### Exercise prompt
All the data below goes into the copy word for word, but the pictures don't.

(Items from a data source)
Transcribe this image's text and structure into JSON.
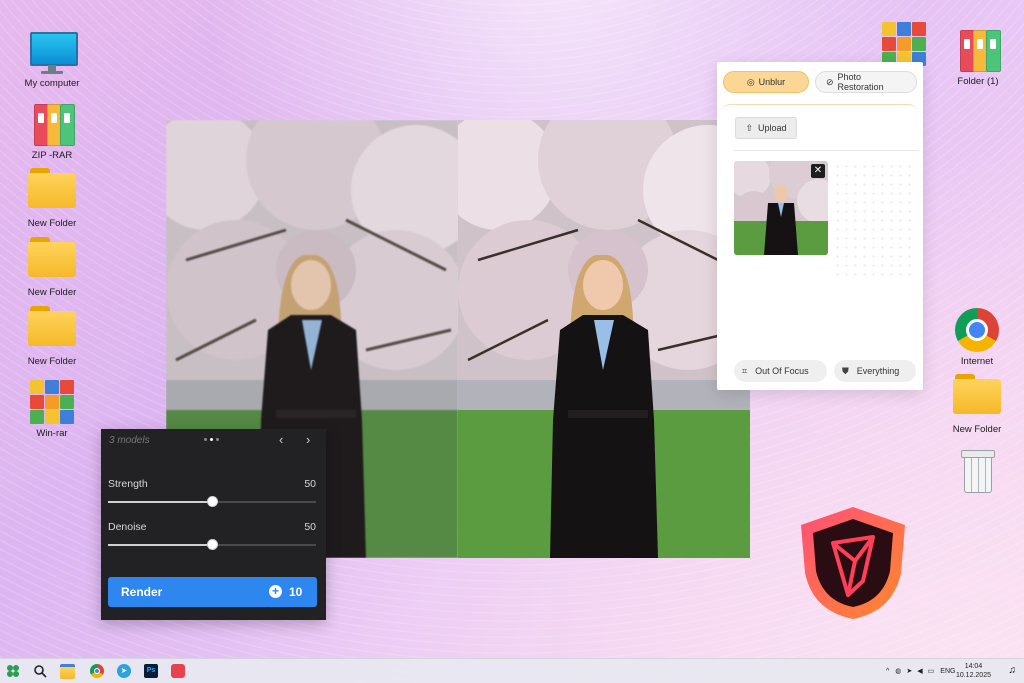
{
  "desktop": {
    "icons_left": [
      {
        "label": "My computer",
        "icon": "computer-icon"
      },
      {
        "label": "ZIP -RAR",
        "icon": "binders-icon"
      },
      {
        "label": "New Folder",
        "icon": "folder-icon"
      },
      {
        "label": "New Folder",
        "icon": "folder-icon"
      },
      {
        "label": "New Folder",
        "icon": "folder-icon"
      },
      {
        "label": "Win-rar",
        "icon": "winrar-icon"
      }
    ],
    "icons_right": [
      {
        "label": "",
        "icon": "winrar-icon"
      },
      {
        "label": "Folder (1)",
        "icon": "binders-icon"
      },
      {
        "label": "Internet",
        "icon": "chrome-icon"
      },
      {
        "label": "New Folder",
        "icon": "folder-icon"
      },
      {
        "label": "",
        "icon": "recycle-bin-icon"
      }
    ]
  },
  "settings_panel": {
    "models_label": "3 models",
    "strength_label": "Strength",
    "strength_value": "50",
    "strength_level": 0.5,
    "denoise_label": "Denoise",
    "denoise_value": "50",
    "denoise_level": 0.5,
    "render_label": "Render",
    "render_cost": "10"
  },
  "unblur_panel": {
    "tab_unblur": "Unblur",
    "tab_photo_restoration": "Photo Restoration",
    "upload_label": "Upload",
    "chip_out_of_focus": "Out Of Focus",
    "chip_everything": "Everything"
  },
  "taskbar": {
    "language": "ENG",
    "time": "14:04",
    "date": "10.12.2025"
  },
  "colors": {
    "accent_blue": "#2e86ef",
    "unblur_pill": "#fbd694",
    "panel_dark": "#222225"
  }
}
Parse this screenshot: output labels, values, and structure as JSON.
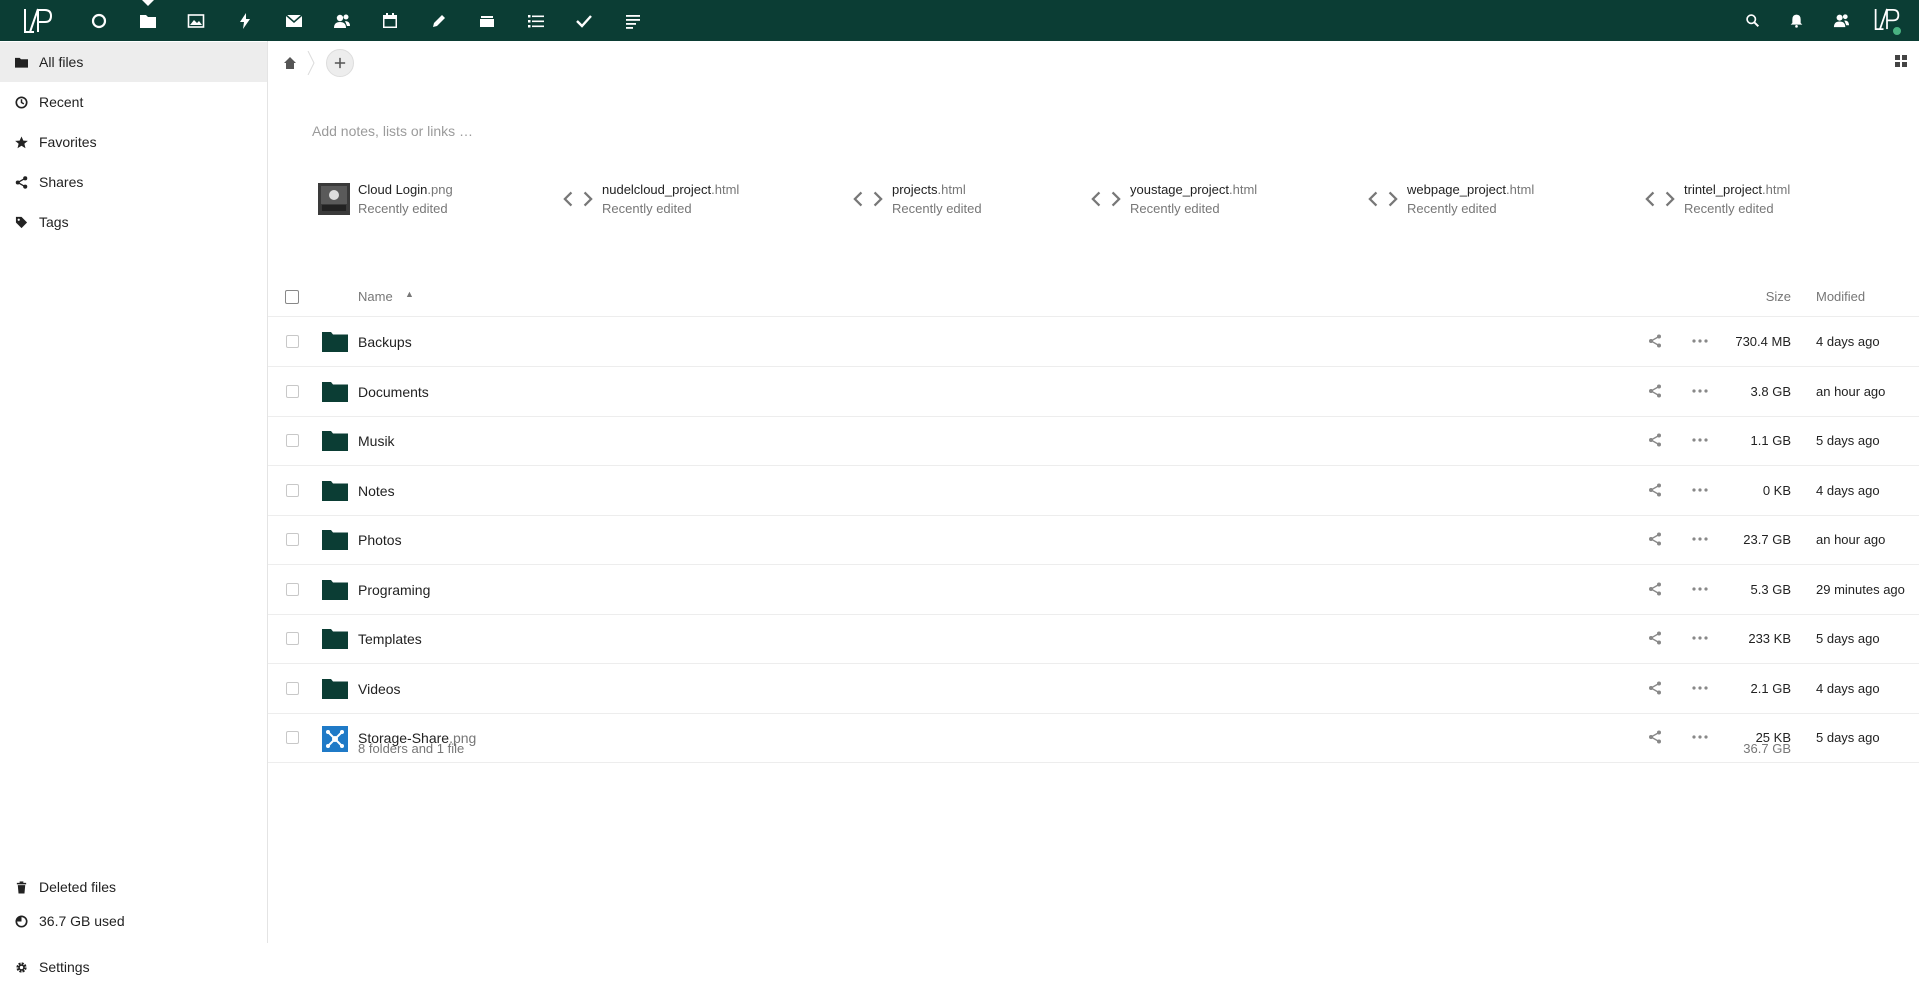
{
  "topbar": {
    "bg_color": "#0b3d34",
    "apps": [
      {
        "name": "dashboard",
        "icon": "circle-icon"
      },
      {
        "name": "files",
        "icon": "folder-icon"
      },
      {
        "name": "photos",
        "icon": "image-icon"
      },
      {
        "name": "activity",
        "icon": "lightning-icon"
      },
      {
        "name": "mail",
        "icon": "mail-icon"
      },
      {
        "name": "contacts",
        "icon": "contacts-icon"
      },
      {
        "name": "calendar",
        "icon": "calendar-icon"
      },
      {
        "name": "notes",
        "icon": "pencil-icon"
      },
      {
        "name": "deck",
        "icon": "stack-icon"
      },
      {
        "name": "tasks",
        "icon": "list-icon"
      },
      {
        "name": "checklist",
        "icon": "check-icon"
      },
      {
        "name": "text",
        "icon": "text-lines-icon"
      }
    ],
    "right_icons": [
      "search-icon",
      "bell-icon",
      "contacts-menu-icon"
    ]
  },
  "sidebar": {
    "items": [
      {
        "label": "All files",
        "icon": "folder-icon",
        "active": true
      },
      {
        "label": "Recent",
        "icon": "clock-icon"
      },
      {
        "label": "Favorites",
        "icon": "star-icon"
      },
      {
        "label": "Shares",
        "icon": "share-icon"
      },
      {
        "label": "Tags",
        "icon": "tag-icon"
      }
    ],
    "bottom": {
      "deleted": "Deleted files",
      "quota": "36.7 GB used",
      "settings": "Settings"
    }
  },
  "main": {
    "notes_placeholder": "Add notes, lists or links …",
    "recent_files": [
      {
        "base": "Cloud Login",
        "ext": ".png",
        "sub": "Recently edited",
        "type": "image"
      },
      {
        "base": "nudelcloud_project",
        "ext": ".html",
        "sub": "Recently edited",
        "type": "code"
      },
      {
        "base": "projects",
        "ext": ".html",
        "sub": "Recently edited",
        "type": "code"
      },
      {
        "base": "youstage_project",
        "ext": ".html",
        "sub": "Recently edited",
        "type": "code"
      },
      {
        "base": "webpage_project",
        "ext": ".html",
        "sub": "Recently edited",
        "type": "code"
      },
      {
        "base": "trintel_project",
        "ext": ".html",
        "sub": "Recently edited",
        "type": "code"
      }
    ],
    "table": {
      "headers": {
        "name": "Name",
        "size": "Size",
        "modified": "Modified"
      },
      "rows": [
        {
          "base": "Backups",
          "ext": "",
          "type": "folder",
          "size": "730.4 MB",
          "modified": "4 days ago"
        },
        {
          "base": "Documents",
          "ext": "",
          "type": "folder",
          "size": "3.8 GB",
          "modified": "an hour ago"
        },
        {
          "base": "Musik",
          "ext": "",
          "type": "folder",
          "size": "1.1 GB",
          "modified": "5 days ago"
        },
        {
          "base": "Notes",
          "ext": "",
          "type": "folder",
          "size": "0 KB",
          "modified": "4 days ago"
        },
        {
          "base": "Photos",
          "ext": "",
          "type": "folder",
          "size": "23.7 GB",
          "modified": "an hour ago"
        },
        {
          "base": "Programing",
          "ext": "",
          "type": "folder",
          "size": "5.3 GB",
          "modified": "29 minutes ago"
        },
        {
          "base": "Templates",
          "ext": "",
          "type": "folder",
          "size": "233 KB",
          "modified": "5 days ago"
        },
        {
          "base": "Videos",
          "ext": "",
          "type": "folder",
          "size": "2.1 GB",
          "modified": "4 days ago"
        },
        {
          "base": "Storage-Share",
          "ext": ".png",
          "type": "image",
          "size": "25 KB",
          "modified": "5 days ago"
        }
      ],
      "summary": "8 folders and 1 file",
      "summary_size": "36.7 GB"
    },
    "folder_color": "#0b3d34"
  }
}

### Reply to the task
Transcribe this image's text and structure into JSON.
{
  "desktop": {
    "icons_left": [
      {
        "label": "My computer",
        "icon": "computer-icon"
      },
      {
        "label": "ZIP -RAR",
        "icon": "binders-icon"
      },
      {
        "label": "New Folder",
        "icon": "folder-icon"
      },
      {
        "label": "New Folder",
        "icon": "folder-icon"
      },
      {
        "label": "New Folder",
        "icon": "folder-icon"
      },
      {
        "label": "Win-rar",
        "icon": "winrar-icon"
      }
    ],
    "icons_right": [
      {
        "label": "",
        "icon": "winrar-icon"
      },
      {
        "label": "Folder (1)",
        "icon": "binders-icon"
      },
      {
        "label": "Internet",
        "icon": "chrome-icon"
      },
      {
        "label": "New Folder",
        "icon": "folder-icon"
      },
      {
        "label": "",
        "icon": "recycle-bin-icon"
      }
    ]
  },
  "settings_panel": {
    "models_label": "3 models",
    "strength_label": "Strength",
    "strength_value": "50",
    "strength_level": 0.5,
    "denoise_label": "Denoise",
    "denoise_value": "50",
    "denoise_level": 0.5,
    "render_label": "Render",
    "render_cost": "10"
  },
  "unblur_panel": {
    "tab_unblur": "Unblur",
    "tab_photo_restoration": "Photo Restoration",
    "upload_label": "Upload",
    "chip_out_of_focus": "Out Of Focus",
    "chip_everything": "Everything"
  },
  "taskbar": {
    "language": "ENG",
    "time": "14:04",
    "date": "10.12.2025"
  },
  "colors": {
    "accent_blue": "#2e86ef",
    "unblur_pill": "#fbd694",
    "panel_dark": "#222225"
  }
}
Parse this screenshot: output labels, values, and structure as JSON.
{
  "topbar": {
    "bg_color": "#0b3d34",
    "apps": [
      {
        "name": "dashboard",
        "icon": "circle-icon"
      },
      {
        "name": "files",
        "icon": "folder-icon"
      },
      {
        "name": "photos",
        "icon": "image-icon"
      },
      {
        "name": "activity",
        "icon": "lightning-icon"
      },
      {
        "name": "mail",
        "icon": "mail-icon"
      },
      {
        "name": "contacts",
        "icon": "contacts-icon"
      },
      {
        "name": "calendar",
        "icon": "calendar-icon"
      },
      {
        "name": "notes",
        "icon": "pencil-icon"
      },
      {
        "name": "deck",
        "icon": "stack-icon"
      },
      {
        "name": "tasks",
        "icon": "list-icon"
      },
      {
        "name": "checklist",
        "icon": "check-icon"
      },
      {
        "name": "text",
        "icon": "text-lines-icon"
      }
    ],
    "right_icons": [
      "search-icon",
      "bell-icon",
      "contacts-menu-icon"
    ]
  },
  "sidebar": {
    "items": [
      {
        "label": "All files",
        "icon": "folder-icon",
        "active": true
      },
      {
        "label": "Recent",
        "icon": "clock-icon"
      },
      {
        "label": "Favorites",
        "icon": "star-icon"
      },
      {
        "label": "Shares",
        "icon": "share-icon"
      },
      {
        "label": "Tags",
        "icon": "tag-icon"
      }
    ],
    "bottom": {
      "deleted": "Deleted files",
      "quota": "36.7 GB used",
      "settings": "Settings"
    }
  },
  "main": {
    "notes_placeholder": "Add notes, lists or links …",
    "recent_files": [
      {
        "base": "Cloud Login",
        "ext": ".png",
        "sub": "Recently edited",
        "type": "image"
      },
      {
        "base": "nudelcloud_project",
        "ext": ".html",
        "sub": "Recently edited",
        "type": "code"
      },
      {
        "base": "projects",
        "ext": ".html",
        "sub": "Recently edited",
        "type": "code"
      },
      {
        "base": "youstage_project",
        "ext": ".html",
        "sub": "Recently edited",
        "type": "code"
      },
      {
        "base": "webpage_project",
        "ext": ".html",
        "sub": "Recently edited",
        "type": "code"
      },
      {
        "base": "trintel_project",
        "ext": ".html",
        "sub": "Recently edited",
        "type": "code"
      }
    ],
    "table": {
      "headers": {
        "name": "Name",
        "size": "Size",
        "modified": "Modified"
      },
      "rows": [
        {
          "base": "Backups",
          "ext": "",
          "type": "folder",
          "size": "730.4 MB",
          "modified": "4 days ago"
        },
        {
          "base": "Documents",
          "ext": "",
          "type": "folder",
          "size": "3.8 GB",
          "modified": "an hour ago"
        },
        {
          "base": "Musik",
          "ext": "",
          "type": "folder",
          "size": "1.1 GB",
          "modified": "5 days ago"
        },
        {
          "base": "Notes",
          "ext": "",
          "type": "folder",
          "size": "0 KB",
          "modified": "4 days ago"
        },
        {
          "base": "Photos",
          "ext": "",
          "type": "folder",
          "size": "23.7 GB",
          "modified": "an hour ago"
        },
        {
          "base": "Programing",
          "ext": "",
          "type": "folder",
          "size": "5.3 GB",
          "modified": "29 minutes ago"
        },
        {
          "base": "Templates",
          "ext": "",
          "type": "folder",
          "size": "233 KB",
          "modified": "5 days ago"
        },
        {
          "base": "Videos",
          "ext": "",
          "type": "folder",
          "size": "2.1 GB",
          "modified": "4 days ago"
        },
        {
          "base": "Storage-Share",
          "ext": ".png",
          "type": "image",
          "size": "25 KB",
          "modified": "5 days ago"
        }
      ],
      "summary": "8 folders and 1 file",
      "summary_size": "36.7 GB"
    },
    "folder_color": "#0b3d34"
  }
}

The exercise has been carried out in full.